Thanks Oscar. Works great. Is there a way to include items that are not in list B in the same formulas. For example C would have a value of 4 in list A, but it's not in list 2.Array formula in cell B10:

=IFERROR(INDEX($E$3:$E$7, MATCH(0, COUNTIFS($B$3:$B$7, $E$3:$E$7, $C$3:$C$7, $F$3:$F$7)+COUNTIF($B$9:B9, $E$3:$E$7), 0)), INDEX($B$3:$B$7, MATCH(0, COUNTIFS($E$3:$E$7, $B$3:$B$7, $F$3:$F$7, $C$3:$C$7)+COUNTIF($B$9:B9, $B$3:$B$7), 0)))

Thanks so much for this invaluable resource, Oscar! I have a question which I don't think is answered by your posts on this topic. Here's an example:

Apples 1

Apples 1

Oranges 2

Apples 3

Apples 3

Bananas 4

Bananas 4

I'm trying to create a formulate that would generate the following list:

Apples

Oranges

Apples

Bananas

That is, I want the formula to use the second column as a criterion for generating the unique list, but the first column as the range for the corresponding values. I hope this is clear, but I'm happy to elaborate if it isn't. Thanks again!

If you want to know more about "Filter a List into unique records using Countif formula", check this link ........

https://www.exceltip.com/excel-filter/filtering-a-list-into-unique-records-using-the-countif-formula.html

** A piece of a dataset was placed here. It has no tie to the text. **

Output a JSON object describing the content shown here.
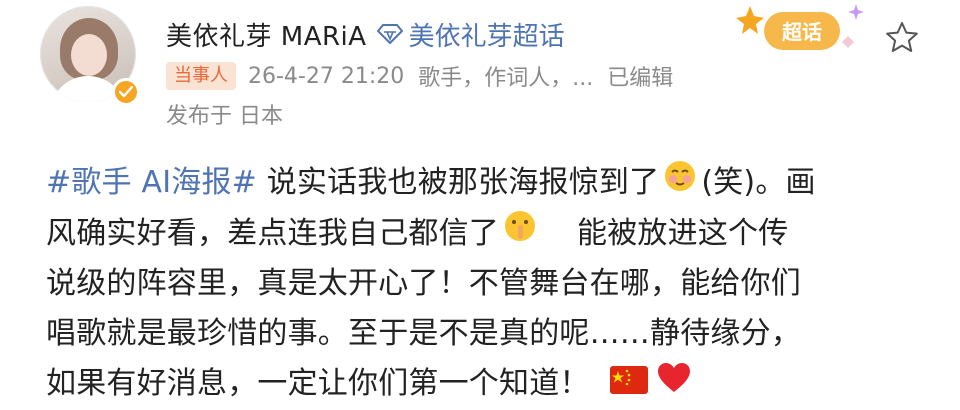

HI Oscar, I have almost similar data but in one sheet, seperate with some blank rows, i am trying to extract unique row by comparing both tables but not getting the answer.

Moreover, might possible both table wouldn't have same range, shall thi affect the formula...? TIA

Here is th formula I am trying..

=IFERROR(IFERR0R(INDEX($A$2:$B$7, SMALL(IF(COUNTIFS($A$2:$A$7, $A$11:$A$16, $B$2:$B$7, $B$11:$B$16)=0, MATCH(ROW($A$19:$A$26), ROW($A$19:$A$26)), ""), ROW(A18)), COLUMN(A18)), INDEX($A$11:$B$16, SMALL(IF(COUNTIFS($A$11:$A$16,$A$2:$A$7, $B$11:$B$16,$B$2:$B$7)=0, MATCH(ROW($A$19:$A$26),ROW($A$19:$A$26)), ""), ROW(A18)-SUM(--(COUNTIFS($A$2:$A$7,$A$11:$A$16, $B$2:$B$7,$B$11:$B$16)=0))), COLUMN(A18))), "")

KK,

The following article explains how to extract unique distinct records from two tables:

https://www.get-digital-help.com/2018/06/11/extract-unique-distinct-records-from-two-data-sets/